┌──

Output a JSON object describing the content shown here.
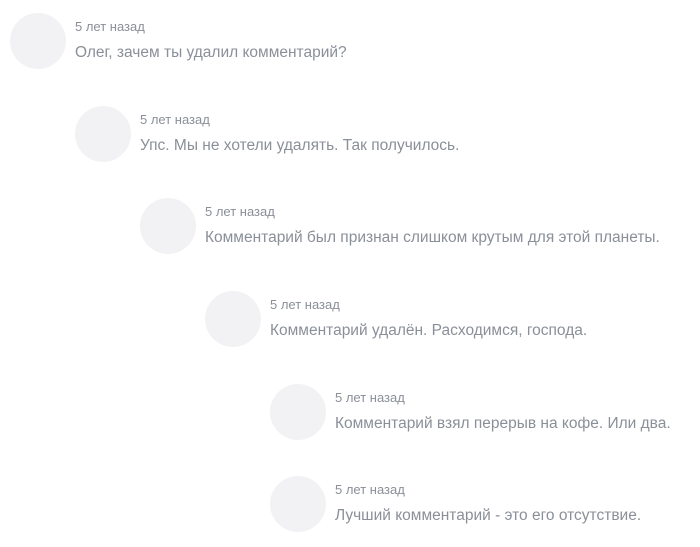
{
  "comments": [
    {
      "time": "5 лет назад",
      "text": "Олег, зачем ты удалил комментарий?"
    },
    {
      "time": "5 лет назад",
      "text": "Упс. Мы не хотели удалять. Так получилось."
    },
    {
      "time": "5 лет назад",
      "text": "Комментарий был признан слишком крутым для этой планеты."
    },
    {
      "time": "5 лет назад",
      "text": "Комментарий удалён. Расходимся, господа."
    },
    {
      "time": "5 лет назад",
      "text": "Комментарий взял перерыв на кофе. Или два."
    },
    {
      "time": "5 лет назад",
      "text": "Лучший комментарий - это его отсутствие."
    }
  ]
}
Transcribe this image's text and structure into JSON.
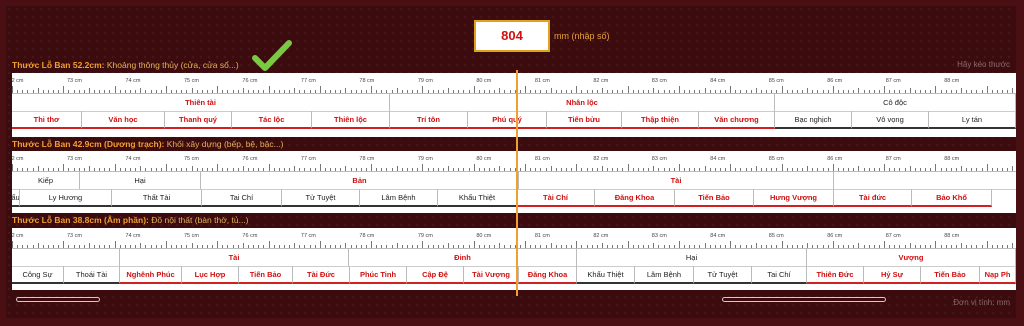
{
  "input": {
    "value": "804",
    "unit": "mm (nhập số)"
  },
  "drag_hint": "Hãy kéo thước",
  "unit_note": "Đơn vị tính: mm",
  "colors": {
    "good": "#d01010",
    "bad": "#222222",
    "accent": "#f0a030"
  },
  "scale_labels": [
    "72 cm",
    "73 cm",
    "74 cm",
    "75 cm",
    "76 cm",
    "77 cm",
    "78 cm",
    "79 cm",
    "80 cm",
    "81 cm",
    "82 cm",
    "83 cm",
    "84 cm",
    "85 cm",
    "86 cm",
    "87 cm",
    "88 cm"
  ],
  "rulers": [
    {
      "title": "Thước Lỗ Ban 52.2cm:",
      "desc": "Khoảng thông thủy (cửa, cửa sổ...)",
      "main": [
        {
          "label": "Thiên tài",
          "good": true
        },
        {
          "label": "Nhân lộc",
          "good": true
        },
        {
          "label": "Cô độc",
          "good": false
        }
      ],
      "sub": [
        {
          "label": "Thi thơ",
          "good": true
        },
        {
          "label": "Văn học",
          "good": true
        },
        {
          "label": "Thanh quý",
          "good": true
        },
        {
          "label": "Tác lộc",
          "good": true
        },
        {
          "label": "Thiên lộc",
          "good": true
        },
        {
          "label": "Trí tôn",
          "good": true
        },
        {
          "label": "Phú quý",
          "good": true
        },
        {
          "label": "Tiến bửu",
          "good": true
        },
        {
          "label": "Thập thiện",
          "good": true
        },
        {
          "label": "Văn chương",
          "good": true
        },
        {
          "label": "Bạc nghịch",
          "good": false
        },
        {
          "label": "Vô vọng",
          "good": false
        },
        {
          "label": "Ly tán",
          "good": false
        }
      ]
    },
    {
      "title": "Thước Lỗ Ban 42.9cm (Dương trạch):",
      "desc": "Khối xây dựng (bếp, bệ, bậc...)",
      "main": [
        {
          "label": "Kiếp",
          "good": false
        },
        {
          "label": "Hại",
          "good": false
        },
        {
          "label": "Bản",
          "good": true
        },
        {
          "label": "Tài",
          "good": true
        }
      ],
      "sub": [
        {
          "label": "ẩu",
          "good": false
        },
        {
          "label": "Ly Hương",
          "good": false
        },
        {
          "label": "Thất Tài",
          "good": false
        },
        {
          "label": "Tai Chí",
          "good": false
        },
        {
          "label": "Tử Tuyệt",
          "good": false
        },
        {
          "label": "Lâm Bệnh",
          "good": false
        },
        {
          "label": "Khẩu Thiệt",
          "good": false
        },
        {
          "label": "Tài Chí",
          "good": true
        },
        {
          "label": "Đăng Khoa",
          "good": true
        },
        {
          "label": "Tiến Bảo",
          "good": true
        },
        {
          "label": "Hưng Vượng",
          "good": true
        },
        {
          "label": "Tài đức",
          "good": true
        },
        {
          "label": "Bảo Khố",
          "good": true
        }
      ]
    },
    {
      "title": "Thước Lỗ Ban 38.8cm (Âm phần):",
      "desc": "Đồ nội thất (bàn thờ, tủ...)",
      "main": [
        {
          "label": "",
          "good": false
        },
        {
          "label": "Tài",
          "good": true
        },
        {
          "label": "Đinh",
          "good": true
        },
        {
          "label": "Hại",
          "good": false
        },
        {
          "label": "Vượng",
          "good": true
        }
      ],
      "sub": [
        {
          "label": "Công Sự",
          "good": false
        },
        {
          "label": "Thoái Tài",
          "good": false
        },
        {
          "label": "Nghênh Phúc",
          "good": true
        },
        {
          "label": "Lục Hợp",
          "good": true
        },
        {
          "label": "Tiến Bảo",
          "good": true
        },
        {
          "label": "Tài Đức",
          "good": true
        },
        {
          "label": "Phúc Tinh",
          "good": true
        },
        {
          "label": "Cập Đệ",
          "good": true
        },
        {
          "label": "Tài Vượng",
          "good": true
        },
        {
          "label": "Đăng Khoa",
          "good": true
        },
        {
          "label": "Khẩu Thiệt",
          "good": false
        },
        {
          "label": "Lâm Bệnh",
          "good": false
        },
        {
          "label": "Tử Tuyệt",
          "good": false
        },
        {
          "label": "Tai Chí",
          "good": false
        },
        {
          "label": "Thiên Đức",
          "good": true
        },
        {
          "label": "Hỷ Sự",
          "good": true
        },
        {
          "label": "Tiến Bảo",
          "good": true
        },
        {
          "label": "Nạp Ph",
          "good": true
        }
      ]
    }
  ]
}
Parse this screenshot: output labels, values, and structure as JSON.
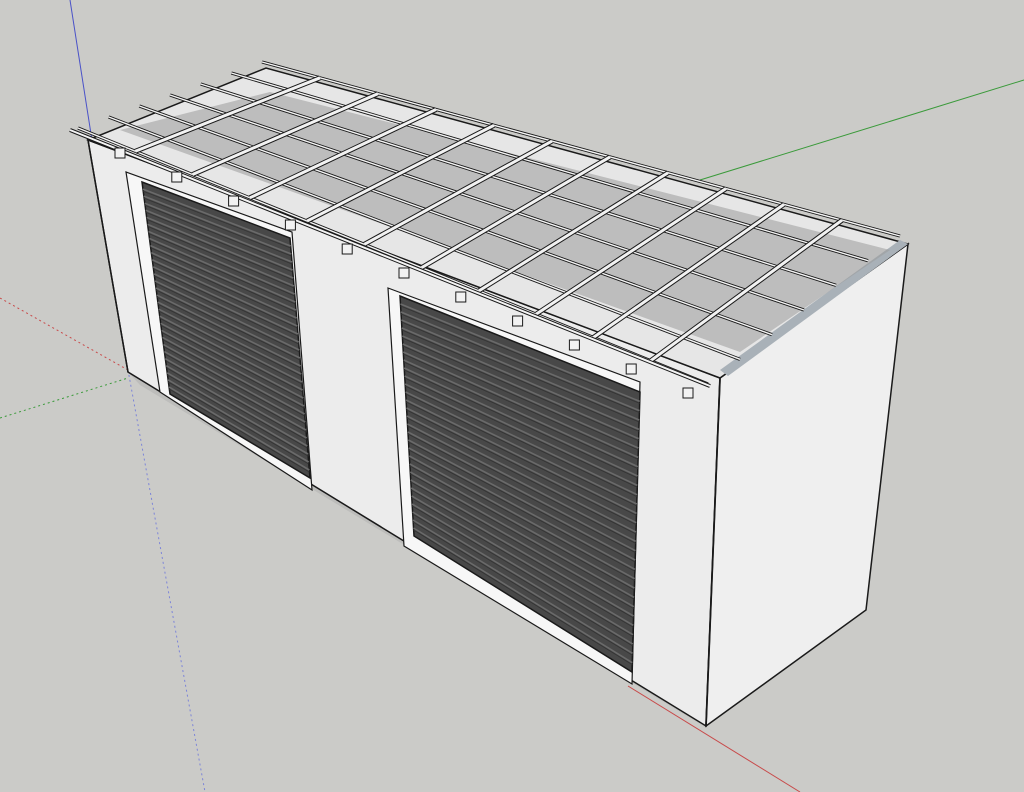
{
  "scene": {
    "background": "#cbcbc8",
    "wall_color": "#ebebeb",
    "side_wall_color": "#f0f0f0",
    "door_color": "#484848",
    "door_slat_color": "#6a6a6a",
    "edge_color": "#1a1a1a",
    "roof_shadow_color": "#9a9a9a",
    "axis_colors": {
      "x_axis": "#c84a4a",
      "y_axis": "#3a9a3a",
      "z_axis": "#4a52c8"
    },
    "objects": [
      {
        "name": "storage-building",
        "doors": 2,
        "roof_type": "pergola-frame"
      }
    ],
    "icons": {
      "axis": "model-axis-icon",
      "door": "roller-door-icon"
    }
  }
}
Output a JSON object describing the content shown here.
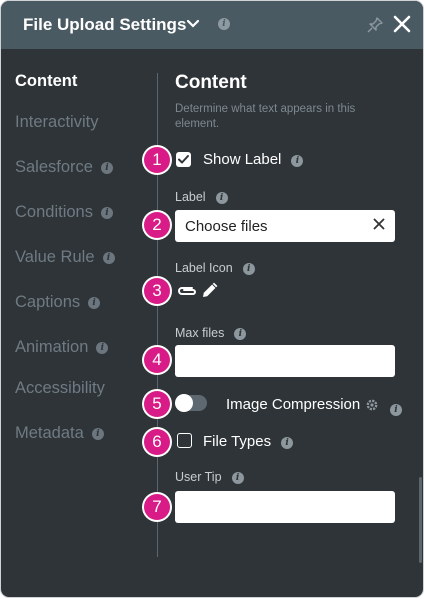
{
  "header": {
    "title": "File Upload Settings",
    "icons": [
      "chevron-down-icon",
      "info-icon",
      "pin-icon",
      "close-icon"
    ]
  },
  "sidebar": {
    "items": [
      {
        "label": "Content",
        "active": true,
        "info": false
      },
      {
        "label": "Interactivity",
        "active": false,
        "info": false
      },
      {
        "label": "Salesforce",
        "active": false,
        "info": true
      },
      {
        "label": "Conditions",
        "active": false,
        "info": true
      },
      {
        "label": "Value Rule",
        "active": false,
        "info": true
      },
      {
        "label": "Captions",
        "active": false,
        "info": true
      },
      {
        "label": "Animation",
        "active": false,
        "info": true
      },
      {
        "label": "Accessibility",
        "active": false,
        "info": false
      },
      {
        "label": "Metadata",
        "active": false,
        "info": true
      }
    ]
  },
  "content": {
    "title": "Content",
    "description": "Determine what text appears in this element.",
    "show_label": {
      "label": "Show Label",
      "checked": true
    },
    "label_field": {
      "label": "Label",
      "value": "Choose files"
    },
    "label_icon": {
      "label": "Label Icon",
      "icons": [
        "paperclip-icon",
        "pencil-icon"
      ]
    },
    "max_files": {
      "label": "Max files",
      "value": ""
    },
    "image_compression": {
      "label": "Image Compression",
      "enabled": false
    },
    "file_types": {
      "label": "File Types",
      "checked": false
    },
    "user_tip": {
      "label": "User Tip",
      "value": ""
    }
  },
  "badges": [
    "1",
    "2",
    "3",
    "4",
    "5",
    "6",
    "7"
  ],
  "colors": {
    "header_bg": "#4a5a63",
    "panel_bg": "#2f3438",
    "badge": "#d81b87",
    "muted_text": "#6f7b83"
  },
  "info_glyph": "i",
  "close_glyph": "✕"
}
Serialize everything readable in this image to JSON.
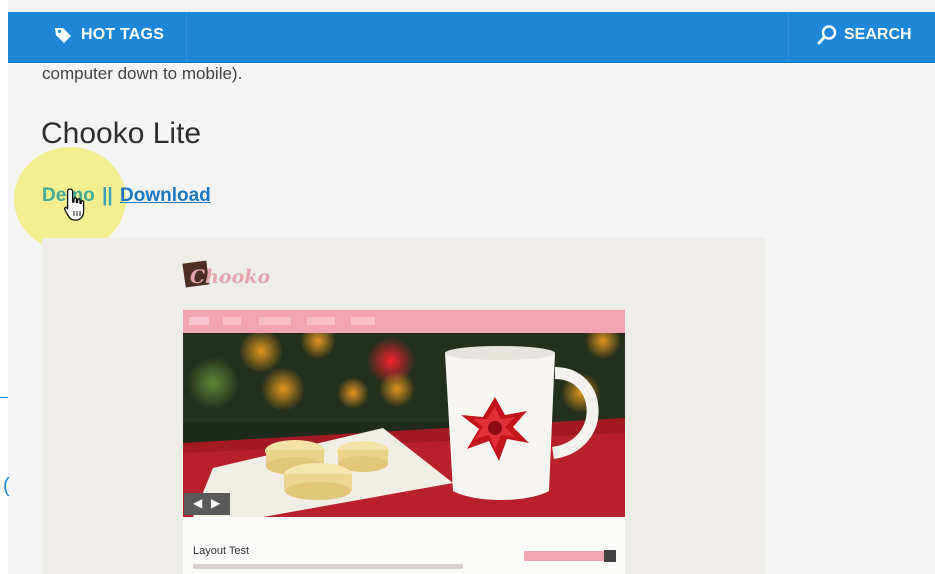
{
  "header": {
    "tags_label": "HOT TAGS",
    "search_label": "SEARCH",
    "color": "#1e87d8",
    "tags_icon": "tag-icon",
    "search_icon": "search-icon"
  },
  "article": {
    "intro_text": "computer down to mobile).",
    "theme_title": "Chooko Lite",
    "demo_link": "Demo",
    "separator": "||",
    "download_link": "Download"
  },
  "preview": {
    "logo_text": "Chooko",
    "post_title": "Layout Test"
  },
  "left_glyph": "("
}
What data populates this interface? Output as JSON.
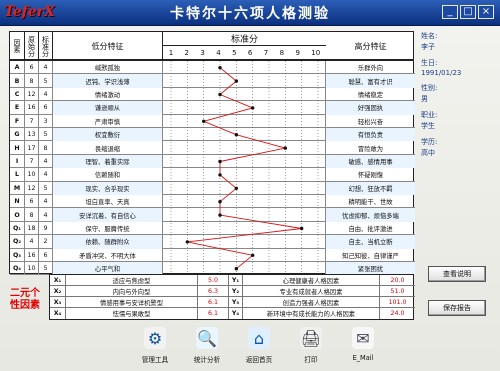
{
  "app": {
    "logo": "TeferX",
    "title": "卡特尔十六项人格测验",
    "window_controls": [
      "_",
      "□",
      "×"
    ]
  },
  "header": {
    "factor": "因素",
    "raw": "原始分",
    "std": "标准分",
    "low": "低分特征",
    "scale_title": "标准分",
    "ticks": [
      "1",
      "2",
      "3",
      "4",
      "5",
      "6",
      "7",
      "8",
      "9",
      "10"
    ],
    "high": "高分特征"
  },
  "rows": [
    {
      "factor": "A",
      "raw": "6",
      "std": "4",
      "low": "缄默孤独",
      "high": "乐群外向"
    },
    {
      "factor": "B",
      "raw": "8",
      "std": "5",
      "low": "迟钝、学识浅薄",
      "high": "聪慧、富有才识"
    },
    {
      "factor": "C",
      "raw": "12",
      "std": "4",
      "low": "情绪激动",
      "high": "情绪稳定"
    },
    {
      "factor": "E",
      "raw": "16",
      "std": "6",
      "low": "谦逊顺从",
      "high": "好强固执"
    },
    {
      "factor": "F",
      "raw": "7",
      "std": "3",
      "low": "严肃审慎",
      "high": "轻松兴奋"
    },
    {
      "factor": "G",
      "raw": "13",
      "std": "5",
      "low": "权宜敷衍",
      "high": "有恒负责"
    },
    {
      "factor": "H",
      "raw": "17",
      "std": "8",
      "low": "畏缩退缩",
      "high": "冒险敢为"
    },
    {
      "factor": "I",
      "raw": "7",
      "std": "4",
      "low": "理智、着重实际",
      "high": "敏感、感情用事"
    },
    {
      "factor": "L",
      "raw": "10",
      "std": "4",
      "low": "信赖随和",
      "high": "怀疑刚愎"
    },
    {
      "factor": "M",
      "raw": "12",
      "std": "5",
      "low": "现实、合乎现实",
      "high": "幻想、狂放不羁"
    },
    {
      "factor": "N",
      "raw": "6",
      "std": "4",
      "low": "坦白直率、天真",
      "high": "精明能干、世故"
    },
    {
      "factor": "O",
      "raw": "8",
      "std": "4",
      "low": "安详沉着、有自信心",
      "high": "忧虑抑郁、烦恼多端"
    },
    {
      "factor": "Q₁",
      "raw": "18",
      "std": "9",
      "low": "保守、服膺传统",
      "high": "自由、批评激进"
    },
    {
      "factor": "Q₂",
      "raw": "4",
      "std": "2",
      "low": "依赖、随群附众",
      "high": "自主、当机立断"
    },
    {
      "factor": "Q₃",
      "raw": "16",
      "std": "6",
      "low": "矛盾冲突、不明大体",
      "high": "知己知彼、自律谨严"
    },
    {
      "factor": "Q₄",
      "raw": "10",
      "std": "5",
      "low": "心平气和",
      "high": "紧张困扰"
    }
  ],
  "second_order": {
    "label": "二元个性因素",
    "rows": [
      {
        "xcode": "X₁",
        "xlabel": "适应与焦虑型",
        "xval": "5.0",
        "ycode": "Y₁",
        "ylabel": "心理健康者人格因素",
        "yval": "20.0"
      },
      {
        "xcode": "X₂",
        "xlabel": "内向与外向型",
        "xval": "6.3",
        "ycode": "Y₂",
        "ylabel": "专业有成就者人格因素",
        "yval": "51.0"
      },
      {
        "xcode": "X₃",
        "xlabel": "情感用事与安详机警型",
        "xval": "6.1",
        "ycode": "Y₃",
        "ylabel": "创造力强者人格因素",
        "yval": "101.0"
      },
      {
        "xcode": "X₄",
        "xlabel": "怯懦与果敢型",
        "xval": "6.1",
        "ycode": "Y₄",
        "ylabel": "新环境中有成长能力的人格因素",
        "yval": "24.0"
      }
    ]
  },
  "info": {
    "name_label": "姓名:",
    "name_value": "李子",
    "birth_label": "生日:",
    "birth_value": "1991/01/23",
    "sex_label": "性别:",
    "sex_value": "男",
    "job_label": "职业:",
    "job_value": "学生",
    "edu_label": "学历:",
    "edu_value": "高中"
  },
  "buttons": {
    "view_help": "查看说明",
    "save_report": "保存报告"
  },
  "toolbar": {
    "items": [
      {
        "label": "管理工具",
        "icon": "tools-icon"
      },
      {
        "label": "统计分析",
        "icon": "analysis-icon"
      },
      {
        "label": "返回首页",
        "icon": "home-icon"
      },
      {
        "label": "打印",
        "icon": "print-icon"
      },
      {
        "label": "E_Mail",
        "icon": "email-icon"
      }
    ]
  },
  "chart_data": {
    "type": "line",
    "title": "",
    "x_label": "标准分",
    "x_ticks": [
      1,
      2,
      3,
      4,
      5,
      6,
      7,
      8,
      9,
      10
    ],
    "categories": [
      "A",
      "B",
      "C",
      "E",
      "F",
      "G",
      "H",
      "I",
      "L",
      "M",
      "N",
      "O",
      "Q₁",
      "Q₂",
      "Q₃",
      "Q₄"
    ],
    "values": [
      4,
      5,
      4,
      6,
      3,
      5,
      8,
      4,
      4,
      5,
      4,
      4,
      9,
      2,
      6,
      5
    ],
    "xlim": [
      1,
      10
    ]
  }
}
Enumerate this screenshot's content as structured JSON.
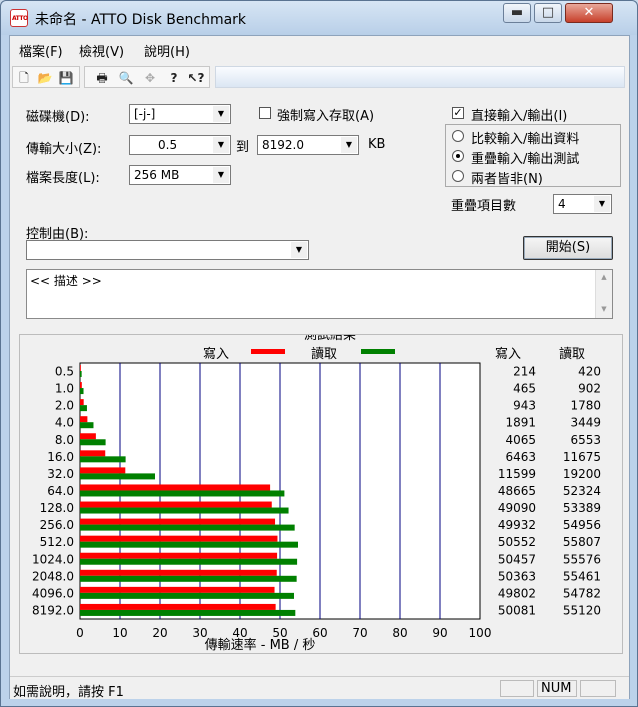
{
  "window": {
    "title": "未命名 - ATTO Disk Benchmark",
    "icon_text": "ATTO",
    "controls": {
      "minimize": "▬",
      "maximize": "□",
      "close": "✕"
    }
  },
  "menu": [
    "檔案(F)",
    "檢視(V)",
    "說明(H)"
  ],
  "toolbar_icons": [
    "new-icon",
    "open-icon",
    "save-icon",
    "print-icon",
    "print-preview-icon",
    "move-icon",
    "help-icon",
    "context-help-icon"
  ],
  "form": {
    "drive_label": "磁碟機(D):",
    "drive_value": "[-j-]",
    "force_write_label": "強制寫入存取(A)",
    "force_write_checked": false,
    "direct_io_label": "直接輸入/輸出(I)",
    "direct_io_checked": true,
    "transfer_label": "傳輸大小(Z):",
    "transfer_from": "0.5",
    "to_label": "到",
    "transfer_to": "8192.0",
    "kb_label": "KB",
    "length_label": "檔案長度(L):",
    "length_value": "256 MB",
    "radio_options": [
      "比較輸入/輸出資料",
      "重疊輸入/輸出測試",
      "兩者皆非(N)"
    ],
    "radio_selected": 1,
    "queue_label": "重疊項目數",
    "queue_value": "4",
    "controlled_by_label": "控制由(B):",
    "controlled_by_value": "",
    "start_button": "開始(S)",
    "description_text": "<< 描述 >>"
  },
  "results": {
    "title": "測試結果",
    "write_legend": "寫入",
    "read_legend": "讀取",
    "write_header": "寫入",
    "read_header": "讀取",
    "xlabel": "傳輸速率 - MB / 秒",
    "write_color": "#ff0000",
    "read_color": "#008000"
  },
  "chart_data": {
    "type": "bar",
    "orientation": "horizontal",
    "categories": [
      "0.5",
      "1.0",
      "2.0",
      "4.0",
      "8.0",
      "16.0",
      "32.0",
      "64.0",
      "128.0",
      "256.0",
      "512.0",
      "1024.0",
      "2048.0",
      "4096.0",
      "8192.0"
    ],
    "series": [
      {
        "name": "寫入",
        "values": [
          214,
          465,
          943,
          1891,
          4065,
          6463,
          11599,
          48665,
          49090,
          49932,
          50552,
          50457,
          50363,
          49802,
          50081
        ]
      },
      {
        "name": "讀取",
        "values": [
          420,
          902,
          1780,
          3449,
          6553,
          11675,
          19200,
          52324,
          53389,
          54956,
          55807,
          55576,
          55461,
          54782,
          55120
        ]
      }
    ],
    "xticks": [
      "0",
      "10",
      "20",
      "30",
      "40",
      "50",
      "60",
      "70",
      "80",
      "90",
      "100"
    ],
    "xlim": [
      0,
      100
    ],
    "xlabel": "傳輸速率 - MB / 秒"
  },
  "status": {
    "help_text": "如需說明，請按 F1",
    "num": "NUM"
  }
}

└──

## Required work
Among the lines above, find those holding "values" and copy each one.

## Final answer
Parse this screenshot: output labels, values, and structure as JSON.
    "values": [
        "values": [
        "values": [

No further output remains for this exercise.